Sweet potatoes have slightly more fiber and protein than yams, as well as more calories, fat and carbs. Each one-cup serving boasts half your daily recommended manganese, more than a quarter of your daily recommended vitamin B6 and potassium, 65 percent of your daily vitamin C and a whopping 769 percent of your daily vitamin A. Vitamin A is crucial for a healthy immune system and gut. Sweet potatoes are great for maintaining healthy vision, as one cup contains seven times the beta-carotene (aka what's used to form light receptors in your eyes) that you need in a day. They're also packed with antioxidants that may have cancer-fighting properties. Purple sweet potatoes in particular have also been linked to improved brain function.
Ready to cook?
Types of Sweet Potatoes to Look for at the Supermarket
Orange Sweet Potatoes
The key ingredient of your favorite fries, autumn pie and go-to work lunch. They’re sweet, soft, moist and versatile across all varieties, though some types will differ slightly in color and flavor. Nevertheless, most orange sweet potatoes are interchangeable in cooking and baking. Their unique flavor and hearty, starchy nature hold up under intense spices and bold ingredients like brown sugar and smoked paprika.
White Sweet Potatoes
They may look like regular spuds on the inside, but their outer flesh and oblong shape are a giveaway.

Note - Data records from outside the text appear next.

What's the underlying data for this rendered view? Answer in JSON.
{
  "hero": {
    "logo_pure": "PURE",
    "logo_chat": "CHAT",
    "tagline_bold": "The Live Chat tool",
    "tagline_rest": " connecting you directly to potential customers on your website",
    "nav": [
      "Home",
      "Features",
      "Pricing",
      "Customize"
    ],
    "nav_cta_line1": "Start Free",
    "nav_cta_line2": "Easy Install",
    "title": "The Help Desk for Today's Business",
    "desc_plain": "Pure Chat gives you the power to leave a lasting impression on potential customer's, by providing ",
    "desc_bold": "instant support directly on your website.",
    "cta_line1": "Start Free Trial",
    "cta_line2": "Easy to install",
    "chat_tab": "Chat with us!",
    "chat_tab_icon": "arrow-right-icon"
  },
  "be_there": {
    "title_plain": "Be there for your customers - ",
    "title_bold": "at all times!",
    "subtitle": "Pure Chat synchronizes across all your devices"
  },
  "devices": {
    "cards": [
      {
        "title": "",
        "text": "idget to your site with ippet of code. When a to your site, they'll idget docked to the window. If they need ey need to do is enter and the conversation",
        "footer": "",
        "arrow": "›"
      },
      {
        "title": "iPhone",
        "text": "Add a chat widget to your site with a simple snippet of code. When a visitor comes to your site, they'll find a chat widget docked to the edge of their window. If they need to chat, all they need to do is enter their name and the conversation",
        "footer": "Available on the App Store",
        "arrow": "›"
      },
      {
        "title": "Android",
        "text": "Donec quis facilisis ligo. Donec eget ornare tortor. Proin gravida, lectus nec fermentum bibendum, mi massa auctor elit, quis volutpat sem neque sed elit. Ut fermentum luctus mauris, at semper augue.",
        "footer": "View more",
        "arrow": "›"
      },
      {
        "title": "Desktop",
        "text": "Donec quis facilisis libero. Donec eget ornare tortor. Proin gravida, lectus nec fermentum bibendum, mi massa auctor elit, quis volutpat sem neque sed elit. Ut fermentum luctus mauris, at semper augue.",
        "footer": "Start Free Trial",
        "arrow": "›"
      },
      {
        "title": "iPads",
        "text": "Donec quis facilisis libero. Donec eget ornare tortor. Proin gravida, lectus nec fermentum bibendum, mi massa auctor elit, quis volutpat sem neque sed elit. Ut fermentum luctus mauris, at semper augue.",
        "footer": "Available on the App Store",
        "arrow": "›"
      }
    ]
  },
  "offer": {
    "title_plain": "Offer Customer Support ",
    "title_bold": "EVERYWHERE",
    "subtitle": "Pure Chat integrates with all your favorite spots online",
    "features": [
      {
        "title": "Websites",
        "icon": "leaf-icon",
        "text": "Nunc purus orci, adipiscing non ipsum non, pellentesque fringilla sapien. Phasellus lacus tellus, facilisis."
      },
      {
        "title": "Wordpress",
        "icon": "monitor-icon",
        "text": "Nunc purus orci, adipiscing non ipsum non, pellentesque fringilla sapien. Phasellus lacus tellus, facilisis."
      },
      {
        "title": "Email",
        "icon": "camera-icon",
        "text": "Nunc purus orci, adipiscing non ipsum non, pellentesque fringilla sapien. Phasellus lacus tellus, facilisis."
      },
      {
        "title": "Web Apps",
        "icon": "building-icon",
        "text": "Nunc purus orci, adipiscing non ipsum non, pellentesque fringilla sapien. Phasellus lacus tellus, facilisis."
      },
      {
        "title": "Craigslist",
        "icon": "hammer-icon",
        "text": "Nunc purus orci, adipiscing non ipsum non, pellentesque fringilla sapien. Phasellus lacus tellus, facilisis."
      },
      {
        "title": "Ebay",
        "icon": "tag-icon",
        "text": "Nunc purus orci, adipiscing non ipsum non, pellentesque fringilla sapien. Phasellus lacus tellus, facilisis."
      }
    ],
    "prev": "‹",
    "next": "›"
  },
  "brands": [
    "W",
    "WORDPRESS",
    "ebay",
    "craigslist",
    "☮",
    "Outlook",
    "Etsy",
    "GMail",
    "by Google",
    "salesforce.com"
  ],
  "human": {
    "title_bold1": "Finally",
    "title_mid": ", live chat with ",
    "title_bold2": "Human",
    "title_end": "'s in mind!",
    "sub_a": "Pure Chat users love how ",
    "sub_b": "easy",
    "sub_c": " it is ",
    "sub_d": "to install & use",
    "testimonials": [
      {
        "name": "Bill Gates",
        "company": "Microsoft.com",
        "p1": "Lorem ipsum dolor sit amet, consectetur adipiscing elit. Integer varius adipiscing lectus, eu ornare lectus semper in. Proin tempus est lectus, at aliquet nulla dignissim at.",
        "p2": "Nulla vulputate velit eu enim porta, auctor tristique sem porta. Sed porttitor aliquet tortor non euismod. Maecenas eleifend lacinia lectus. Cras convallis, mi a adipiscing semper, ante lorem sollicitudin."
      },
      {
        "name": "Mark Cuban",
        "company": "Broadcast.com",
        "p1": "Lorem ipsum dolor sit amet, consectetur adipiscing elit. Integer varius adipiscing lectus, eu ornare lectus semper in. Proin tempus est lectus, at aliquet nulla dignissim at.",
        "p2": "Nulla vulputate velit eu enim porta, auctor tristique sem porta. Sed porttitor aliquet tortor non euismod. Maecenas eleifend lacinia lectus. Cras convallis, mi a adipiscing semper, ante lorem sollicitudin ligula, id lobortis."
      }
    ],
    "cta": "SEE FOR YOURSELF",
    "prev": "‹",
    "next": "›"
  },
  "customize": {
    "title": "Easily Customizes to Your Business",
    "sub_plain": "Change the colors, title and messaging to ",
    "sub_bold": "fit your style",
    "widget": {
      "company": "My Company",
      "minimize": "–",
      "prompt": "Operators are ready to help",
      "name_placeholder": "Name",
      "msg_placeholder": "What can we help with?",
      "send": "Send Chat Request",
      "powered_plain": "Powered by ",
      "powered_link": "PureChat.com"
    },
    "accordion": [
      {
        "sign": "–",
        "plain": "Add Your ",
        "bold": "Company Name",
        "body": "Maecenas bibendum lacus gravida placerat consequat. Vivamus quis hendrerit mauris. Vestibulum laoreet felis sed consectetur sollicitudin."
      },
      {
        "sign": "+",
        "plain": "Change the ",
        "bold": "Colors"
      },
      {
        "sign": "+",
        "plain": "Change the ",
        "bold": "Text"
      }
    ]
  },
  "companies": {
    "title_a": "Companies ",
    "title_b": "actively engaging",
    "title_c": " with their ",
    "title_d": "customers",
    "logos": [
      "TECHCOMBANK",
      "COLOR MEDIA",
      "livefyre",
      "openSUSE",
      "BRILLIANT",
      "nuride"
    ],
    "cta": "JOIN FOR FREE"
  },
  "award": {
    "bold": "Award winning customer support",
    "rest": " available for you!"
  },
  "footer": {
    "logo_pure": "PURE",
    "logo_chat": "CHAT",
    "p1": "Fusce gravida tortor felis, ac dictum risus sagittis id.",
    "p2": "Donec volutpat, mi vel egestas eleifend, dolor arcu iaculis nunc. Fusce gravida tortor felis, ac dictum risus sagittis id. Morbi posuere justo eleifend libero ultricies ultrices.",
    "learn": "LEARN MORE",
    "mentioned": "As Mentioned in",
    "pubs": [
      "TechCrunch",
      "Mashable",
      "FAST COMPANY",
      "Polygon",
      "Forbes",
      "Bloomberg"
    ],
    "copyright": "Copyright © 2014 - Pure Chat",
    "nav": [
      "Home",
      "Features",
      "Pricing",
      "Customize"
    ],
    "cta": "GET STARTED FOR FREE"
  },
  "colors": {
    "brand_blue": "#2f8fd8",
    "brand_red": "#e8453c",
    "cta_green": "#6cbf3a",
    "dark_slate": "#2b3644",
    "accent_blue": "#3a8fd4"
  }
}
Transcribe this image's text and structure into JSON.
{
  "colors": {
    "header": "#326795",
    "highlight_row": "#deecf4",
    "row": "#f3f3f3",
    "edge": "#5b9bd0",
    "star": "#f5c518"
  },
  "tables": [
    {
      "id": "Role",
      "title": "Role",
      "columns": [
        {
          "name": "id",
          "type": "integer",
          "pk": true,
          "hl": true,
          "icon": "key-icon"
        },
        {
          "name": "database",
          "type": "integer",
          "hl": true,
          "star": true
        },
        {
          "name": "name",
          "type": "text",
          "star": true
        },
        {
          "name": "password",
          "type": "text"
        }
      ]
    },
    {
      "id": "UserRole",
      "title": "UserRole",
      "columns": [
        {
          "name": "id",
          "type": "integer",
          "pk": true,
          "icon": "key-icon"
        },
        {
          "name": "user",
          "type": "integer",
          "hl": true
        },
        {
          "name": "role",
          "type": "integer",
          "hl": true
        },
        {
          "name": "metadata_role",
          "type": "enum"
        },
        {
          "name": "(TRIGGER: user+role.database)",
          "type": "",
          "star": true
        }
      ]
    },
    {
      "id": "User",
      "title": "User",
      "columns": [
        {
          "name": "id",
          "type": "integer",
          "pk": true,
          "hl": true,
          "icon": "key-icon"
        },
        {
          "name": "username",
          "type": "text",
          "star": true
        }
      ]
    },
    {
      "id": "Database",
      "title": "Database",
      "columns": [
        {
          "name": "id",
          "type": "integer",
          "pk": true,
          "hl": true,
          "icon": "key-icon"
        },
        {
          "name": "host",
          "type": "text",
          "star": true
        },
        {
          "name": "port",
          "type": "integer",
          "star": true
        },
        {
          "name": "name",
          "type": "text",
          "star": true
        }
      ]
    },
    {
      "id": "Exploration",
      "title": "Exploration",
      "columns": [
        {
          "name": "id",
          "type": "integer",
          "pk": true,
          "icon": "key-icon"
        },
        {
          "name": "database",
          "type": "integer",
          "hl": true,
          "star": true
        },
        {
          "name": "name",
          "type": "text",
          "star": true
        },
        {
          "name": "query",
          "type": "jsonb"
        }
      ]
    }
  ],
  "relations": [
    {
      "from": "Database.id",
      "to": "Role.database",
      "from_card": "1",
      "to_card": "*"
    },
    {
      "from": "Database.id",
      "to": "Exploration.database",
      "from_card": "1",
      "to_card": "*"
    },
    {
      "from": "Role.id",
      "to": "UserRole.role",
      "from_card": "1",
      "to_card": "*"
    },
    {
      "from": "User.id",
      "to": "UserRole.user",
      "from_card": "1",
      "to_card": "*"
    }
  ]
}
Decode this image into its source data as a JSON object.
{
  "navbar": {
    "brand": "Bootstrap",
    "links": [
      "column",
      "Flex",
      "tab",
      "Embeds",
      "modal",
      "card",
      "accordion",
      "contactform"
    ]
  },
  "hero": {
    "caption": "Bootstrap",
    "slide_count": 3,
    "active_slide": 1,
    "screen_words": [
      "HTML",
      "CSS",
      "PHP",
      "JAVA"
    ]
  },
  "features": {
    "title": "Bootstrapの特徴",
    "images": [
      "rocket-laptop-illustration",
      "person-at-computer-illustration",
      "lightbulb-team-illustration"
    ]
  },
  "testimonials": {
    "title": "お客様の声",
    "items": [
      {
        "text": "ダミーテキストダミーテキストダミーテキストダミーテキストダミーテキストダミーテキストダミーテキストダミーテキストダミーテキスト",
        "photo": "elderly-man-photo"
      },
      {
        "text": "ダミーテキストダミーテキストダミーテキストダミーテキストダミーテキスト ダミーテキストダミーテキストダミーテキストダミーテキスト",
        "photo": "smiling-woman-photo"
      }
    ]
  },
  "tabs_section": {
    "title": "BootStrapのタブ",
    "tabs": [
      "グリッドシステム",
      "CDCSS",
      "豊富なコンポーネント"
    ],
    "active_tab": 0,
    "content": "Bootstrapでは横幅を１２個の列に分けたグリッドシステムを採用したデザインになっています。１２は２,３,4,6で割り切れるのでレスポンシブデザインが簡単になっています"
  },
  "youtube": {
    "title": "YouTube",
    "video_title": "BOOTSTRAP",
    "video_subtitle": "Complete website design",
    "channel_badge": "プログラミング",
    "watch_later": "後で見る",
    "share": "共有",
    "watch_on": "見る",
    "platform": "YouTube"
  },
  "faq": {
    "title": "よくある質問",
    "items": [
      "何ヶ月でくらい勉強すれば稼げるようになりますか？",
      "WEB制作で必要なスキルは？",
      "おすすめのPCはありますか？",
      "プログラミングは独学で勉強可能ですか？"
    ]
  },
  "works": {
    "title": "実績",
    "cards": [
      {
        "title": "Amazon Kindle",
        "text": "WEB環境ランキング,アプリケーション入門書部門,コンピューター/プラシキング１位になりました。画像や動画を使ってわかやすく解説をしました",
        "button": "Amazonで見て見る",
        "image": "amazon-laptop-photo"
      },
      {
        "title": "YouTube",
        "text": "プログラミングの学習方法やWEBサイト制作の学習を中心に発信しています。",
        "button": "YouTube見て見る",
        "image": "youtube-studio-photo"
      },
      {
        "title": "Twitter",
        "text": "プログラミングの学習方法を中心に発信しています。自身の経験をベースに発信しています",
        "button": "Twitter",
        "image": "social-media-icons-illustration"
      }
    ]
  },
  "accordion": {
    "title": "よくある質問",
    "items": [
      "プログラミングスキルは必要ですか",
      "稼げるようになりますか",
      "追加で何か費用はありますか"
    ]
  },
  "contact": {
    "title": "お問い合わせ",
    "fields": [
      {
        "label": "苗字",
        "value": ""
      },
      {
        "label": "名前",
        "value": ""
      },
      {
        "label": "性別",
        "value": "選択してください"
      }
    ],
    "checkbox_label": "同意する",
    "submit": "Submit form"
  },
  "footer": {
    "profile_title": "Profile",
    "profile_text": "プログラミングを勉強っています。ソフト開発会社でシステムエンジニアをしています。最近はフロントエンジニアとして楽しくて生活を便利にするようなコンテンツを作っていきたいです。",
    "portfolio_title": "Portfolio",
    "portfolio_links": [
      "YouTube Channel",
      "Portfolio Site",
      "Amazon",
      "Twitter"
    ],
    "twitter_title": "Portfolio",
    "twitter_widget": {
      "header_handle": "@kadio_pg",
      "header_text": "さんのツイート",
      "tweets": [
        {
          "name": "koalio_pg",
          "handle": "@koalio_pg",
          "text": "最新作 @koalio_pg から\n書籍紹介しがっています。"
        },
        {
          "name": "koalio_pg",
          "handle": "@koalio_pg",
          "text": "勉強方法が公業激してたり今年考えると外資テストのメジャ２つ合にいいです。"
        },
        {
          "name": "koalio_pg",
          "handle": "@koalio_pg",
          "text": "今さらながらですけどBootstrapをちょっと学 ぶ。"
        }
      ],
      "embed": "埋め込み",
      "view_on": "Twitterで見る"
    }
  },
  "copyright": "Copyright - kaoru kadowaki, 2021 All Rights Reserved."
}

Not only are there white sweet potatoes with reddish and purple skin, you might also see some like the O’Henry variety, which are white on the outside too. Their starchiness makes them a bit dry, so cooking them in a creamy or citrusy sauce should help moisten them up.
Purple Sweet Potatoes
Aren’t they beautiful? Most purple sweet potatoes in the U.S. are Stokes from North Carolina, but Okinawan potatoes from Hawaii are also common. Purple sweet potatoes tend to be denser than other types, but turn rich, starchy and nutty when cooked (some even say wine-like). Roast, fry or sauté them to make sure they keep their purple color.
Types of Yams
There are more than 600 types of yams still being grown today and Africa is home to 95 percent of them. Here are a few types of yams to investigate. They may require more legwork to find but they’re well worth it—Western sweet potatoes don’t come close.
- African yams: You may also see them called puna yams, Guinea yams, tubers or Nigerian yams.
- Purple yams: These are native to Asia and common in countries like Japan, Vietnam and the Philippines. You may recognize them as ube, which has become really popular stateside in ice cream and halo-halo, a Filipino dessert made with crushed ice and evaporated milk.
- Indian yams: Also called suran, this type is most common in tropical and subtropical countries. In India, it’s used in stir-fries, curries and poriyal, a sautéed vegetable dish.
- Chinese yams: Also known as cinnamon vine, Chinese potato and nagaimo, this plant is a climbing vine that’s been used in Chinese herbal medicine for centuries. Try it in stew, fried rice or congee.